Books

'World War 3 Illustrated #51: The World We Are Fighting For'

World War 3 Illustrated #51 displays an eclectic range of artists united in their call to save democracy from rising fascism.

Music

Tiphanie Doucet's "You and I" Is an Exercise in Pastoral Poignancy (premiere)

French singer-songwriter Tiphanie Doucet gives a glimpse of her upcoming EP, Painted Blue, via the sublimely sentimental ode, "You and I".

Music

PM Picks Playlist 3: WEIRDO, Psychobuildings, Lili Pistorius
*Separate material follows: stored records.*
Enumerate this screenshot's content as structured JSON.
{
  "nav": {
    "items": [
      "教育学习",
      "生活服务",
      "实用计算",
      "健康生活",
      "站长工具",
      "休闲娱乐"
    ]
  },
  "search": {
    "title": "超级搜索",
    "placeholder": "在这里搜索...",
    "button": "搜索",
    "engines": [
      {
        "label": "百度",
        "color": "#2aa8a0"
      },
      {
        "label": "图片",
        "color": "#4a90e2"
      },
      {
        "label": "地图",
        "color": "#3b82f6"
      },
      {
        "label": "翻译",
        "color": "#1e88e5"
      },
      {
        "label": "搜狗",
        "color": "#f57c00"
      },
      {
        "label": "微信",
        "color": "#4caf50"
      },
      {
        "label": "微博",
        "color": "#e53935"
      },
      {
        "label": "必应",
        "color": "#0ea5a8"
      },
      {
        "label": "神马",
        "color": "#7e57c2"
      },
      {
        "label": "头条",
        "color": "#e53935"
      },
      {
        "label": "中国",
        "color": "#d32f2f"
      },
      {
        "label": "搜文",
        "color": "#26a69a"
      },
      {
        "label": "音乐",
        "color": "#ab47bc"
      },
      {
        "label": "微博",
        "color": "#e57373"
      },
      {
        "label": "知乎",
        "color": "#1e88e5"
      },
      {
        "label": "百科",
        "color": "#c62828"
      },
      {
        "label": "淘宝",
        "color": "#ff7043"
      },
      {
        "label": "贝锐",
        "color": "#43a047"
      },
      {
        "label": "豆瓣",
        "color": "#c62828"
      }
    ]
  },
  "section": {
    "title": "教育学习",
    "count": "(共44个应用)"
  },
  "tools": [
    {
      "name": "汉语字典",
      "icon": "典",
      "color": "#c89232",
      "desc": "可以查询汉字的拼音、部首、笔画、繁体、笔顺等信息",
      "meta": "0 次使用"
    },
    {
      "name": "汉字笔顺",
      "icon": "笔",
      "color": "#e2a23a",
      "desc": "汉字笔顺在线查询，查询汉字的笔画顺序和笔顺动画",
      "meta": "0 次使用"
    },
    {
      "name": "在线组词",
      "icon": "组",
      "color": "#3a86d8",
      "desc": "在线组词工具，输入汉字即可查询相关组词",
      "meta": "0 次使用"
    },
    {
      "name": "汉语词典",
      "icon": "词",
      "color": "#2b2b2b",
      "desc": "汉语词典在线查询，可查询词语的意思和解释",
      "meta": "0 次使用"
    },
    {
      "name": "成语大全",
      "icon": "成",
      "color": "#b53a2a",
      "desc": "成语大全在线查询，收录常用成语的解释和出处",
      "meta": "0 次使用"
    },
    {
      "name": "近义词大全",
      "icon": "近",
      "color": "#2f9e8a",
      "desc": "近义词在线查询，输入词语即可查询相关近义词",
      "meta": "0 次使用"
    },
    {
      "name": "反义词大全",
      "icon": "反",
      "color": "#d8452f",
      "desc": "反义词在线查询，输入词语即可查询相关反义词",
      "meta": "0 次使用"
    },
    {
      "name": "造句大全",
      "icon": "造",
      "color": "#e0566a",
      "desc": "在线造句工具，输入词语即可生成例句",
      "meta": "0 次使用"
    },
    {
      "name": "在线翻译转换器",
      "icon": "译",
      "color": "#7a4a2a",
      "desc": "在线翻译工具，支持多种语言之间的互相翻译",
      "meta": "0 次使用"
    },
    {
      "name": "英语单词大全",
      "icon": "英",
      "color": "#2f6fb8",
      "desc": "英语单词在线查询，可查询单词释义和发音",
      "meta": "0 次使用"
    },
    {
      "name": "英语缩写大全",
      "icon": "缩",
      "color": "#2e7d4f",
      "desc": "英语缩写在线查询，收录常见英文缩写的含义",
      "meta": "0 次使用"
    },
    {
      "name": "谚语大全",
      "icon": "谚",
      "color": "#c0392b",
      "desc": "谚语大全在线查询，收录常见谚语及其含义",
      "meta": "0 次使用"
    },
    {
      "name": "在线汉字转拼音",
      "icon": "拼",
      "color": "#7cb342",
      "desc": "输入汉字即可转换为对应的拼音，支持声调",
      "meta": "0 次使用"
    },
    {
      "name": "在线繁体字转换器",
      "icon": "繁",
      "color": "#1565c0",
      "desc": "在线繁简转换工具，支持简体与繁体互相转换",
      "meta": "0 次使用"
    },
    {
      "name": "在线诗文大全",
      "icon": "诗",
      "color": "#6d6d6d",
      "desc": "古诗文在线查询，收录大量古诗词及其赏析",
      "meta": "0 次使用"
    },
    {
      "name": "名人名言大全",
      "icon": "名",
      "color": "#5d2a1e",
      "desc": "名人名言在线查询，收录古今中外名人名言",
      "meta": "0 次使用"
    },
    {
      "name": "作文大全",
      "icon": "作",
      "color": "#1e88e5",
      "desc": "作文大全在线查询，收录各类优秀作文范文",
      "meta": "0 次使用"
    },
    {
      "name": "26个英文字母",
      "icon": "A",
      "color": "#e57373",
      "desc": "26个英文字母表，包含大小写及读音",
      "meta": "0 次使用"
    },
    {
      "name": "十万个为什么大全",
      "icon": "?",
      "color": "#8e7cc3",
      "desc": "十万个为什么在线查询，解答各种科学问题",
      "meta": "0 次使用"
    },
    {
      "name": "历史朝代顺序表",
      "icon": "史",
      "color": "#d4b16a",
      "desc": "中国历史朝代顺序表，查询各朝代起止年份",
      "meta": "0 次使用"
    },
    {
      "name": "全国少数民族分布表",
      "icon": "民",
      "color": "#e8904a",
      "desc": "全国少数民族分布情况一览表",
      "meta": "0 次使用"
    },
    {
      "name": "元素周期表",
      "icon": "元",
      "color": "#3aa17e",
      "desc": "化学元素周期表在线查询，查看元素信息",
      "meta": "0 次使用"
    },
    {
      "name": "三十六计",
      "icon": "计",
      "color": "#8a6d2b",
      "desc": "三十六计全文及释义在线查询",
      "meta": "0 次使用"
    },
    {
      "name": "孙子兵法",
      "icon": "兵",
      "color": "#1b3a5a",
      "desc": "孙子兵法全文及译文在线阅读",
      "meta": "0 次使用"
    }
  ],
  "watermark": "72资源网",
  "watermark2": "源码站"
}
PopMatters Picks Playlist features the electropop of WEIRDO, Brooklyn chillwavers Psychobuildings, the clever alt-pop of Lili Pistorius, visceral post-punk from Sapphire Blues, Team Solo's ska-pop confection, and dubby beats from Ink Project.

By the Book

The Story of Life in 10 1/2 Species (excerpt)

If an alien visitor were to collect ten souvenir life forms to represent life on earth, which would they be? This excerpt of Marianne Taylor's The Story of Life in 10 and a Half Species explores in text and photos the tiny but powerful earthling, the virus.

Marianne Taylor
Film

Exploitation Shenanigans 'Test Tube Babies' and 'Guilty Parents' Contend with the Aftermath

As with so many of these movies about daughters who go astray, Test Tube Babies blames the uptight mothers who never told them about S-E-X. Meanwhile, Guilty Parents exploits poor impulse control and chorus girls showing their underwear.

Music

Deftones Pull a Late-Career Rabbit Out of a Hat with 'Ohms'

Twenty years removed from Deftones' debut album, the iconic alt-metal outfit gel more than ever and discover their poise on Ohms.

Music

Arcade Fire's Will Butler Personalizes History on 'Generations'

Arcade Fire's Will Butler creates bouncy, infectious rhythms and covers them with socially responsible, cerebral lyrics about American life past and present on Generations.

Film

What 'O Brother, Where Art Thou?' Gets Right (and Wrong) About America

Telling the tale of the cyclops through the lens of high and low culture, in O'Brother, Where Art Thou? the Coens hammer home a fatalistic criticism about the ways that commerce, violence, and cosmetic Christianity prevail in American society .

Music

Thelonious Monk's Recently Unearthed 'Palo Alto' Is a Stellar Posthumous Live Set

With a backstory as exhilarating as the music itself, a Thelonious Monk concert recorded at a California high school in 1968 is a rare treat for jazz fans.

Music

Jonnine's 'Blue Hills' Is an Intimate Collection of Half-Awake Pop Songs

What sets experimental pop's Jonnine apart on Blue Hills is her attention to detail, her poetic lyricism, and the indelibly personal touch her sound bears.

Music

Renegade Connection's Gary Asquith Indulges in Creative Tension

From Renegade Soundwave to Renegade Connection, electronic legend Gary Asquith talks about how he continues to produce infectiously innovative music.

Music

A Certain Ratio Return with a Message of Hope on 'ACR Loco'

Inspired by 2019's career-spanning box set, legendary Manchester post-punkers A Certain Ratio return with their first new album in 12 years, ACR Loco.

Books

Oscar Hijuelos' 'Mambo Kings Play the Songs of Love' Dances On

Oscar Hijuelos' dizzyingly ambitious foot-tapping family epic, Mambo Kings Play the Songs of Love, opened the door for Latinx writers to tell their stories in all their richness.

Music

PM Picks Playlist 2: Bamboo Smoke, LIA ICES, SOUNDQ

PopMatters Picks Playlist features the electropop of Bamboo Smoke, LIA ICES' stunning dream folk, Polish producer SOUNDQ, the indie pop of Pylon Heights, a timely message from Exit Kid, and Natalie McCool's latest alt-pop banger.

Film

'Lost Girls and Love Hotels' and Finding Comfort in Sadness

William Olsson's Lost Girls and Love Hotels finds optimism in its message that life tears us apart and puts us back together again differently.


Reviews
Collapse Expand Reviews



Features
Collapse Expand Features

PM Picks
Collapse Expand Pm Picks

© 1999-2020 PopMatters.com. All rights reserved.
PopMatters is wholly independent, women-owned and operated.